■ TASK DETAILS
Using the data below, return all lines in which "screenshot" appears.

━━ SUPPLIED RECORDS

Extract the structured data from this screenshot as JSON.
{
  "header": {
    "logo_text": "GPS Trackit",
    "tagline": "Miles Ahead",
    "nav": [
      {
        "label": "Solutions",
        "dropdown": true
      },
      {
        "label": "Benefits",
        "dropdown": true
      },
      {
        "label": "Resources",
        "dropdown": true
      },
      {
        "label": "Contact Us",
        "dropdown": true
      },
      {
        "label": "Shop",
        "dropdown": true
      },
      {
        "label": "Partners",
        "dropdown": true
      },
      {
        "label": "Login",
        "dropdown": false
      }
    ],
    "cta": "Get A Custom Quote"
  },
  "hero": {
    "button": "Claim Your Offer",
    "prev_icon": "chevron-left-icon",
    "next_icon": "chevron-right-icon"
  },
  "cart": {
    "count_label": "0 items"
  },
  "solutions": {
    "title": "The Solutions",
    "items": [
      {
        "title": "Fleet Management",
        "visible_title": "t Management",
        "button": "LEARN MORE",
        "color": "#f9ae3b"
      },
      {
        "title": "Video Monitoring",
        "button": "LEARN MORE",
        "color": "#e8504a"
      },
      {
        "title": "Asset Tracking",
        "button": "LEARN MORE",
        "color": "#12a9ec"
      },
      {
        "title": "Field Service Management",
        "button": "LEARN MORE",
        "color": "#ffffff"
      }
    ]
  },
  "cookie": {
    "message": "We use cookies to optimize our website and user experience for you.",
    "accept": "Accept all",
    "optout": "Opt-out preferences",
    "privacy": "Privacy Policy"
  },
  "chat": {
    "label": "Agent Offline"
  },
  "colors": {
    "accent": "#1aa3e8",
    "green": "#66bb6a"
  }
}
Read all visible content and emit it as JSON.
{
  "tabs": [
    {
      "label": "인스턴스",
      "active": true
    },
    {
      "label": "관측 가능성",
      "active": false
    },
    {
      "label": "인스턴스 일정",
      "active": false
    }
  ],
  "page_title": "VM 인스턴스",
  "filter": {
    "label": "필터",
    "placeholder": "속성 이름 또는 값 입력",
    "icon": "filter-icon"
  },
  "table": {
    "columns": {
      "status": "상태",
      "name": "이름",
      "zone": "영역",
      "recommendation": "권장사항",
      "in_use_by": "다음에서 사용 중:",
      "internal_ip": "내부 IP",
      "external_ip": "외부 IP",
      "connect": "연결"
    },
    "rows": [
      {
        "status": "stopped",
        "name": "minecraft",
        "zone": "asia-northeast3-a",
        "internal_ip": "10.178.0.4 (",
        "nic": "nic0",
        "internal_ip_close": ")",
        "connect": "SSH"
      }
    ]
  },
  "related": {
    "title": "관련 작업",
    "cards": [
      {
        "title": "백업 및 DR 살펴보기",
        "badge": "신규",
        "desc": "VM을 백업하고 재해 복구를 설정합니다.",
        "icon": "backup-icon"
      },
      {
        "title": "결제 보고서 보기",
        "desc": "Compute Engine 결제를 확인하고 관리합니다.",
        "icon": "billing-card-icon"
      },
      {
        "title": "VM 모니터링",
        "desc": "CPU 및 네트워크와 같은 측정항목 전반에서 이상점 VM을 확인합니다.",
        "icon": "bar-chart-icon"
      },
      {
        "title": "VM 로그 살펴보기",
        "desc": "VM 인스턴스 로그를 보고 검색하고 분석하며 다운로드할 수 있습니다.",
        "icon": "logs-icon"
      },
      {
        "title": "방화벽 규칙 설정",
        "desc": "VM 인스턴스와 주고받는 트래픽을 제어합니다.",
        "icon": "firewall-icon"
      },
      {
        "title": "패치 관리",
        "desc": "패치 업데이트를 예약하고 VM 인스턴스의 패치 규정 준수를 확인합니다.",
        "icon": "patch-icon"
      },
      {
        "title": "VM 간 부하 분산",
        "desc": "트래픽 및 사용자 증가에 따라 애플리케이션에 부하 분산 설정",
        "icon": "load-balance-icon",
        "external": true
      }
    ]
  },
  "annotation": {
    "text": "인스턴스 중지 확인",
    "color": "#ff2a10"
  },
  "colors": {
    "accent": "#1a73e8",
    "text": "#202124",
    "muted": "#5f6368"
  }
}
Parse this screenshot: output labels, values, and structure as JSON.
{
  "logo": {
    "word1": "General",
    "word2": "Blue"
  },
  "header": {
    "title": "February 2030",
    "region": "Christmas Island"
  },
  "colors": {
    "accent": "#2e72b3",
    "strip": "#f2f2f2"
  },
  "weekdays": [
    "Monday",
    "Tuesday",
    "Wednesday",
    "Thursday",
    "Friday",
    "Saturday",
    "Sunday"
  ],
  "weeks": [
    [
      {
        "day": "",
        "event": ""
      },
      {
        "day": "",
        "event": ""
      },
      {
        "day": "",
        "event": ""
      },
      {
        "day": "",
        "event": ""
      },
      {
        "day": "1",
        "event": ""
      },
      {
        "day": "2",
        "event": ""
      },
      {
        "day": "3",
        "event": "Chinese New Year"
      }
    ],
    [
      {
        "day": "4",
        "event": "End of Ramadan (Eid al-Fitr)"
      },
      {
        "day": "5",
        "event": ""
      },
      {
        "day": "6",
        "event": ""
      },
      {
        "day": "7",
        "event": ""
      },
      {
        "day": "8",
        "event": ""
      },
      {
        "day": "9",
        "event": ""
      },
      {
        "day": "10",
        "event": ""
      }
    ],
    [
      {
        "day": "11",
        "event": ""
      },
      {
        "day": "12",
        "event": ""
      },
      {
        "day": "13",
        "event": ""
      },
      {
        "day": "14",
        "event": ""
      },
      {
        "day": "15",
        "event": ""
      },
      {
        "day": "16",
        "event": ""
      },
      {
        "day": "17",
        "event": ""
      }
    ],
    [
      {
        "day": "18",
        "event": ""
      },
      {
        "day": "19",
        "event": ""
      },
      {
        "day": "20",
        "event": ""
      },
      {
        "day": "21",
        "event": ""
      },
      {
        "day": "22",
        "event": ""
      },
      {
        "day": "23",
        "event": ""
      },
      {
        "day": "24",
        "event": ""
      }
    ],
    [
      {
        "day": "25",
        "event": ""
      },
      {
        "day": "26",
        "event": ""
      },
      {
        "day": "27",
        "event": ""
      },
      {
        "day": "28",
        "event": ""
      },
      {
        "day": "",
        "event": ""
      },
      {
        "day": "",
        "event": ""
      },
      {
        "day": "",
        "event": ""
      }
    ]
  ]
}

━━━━

■ ANSWER TO THE PROBLEM
Extract the structured data from this screenshot as JSON.
Parse this screenshot: output labels, values, and structure as JSON.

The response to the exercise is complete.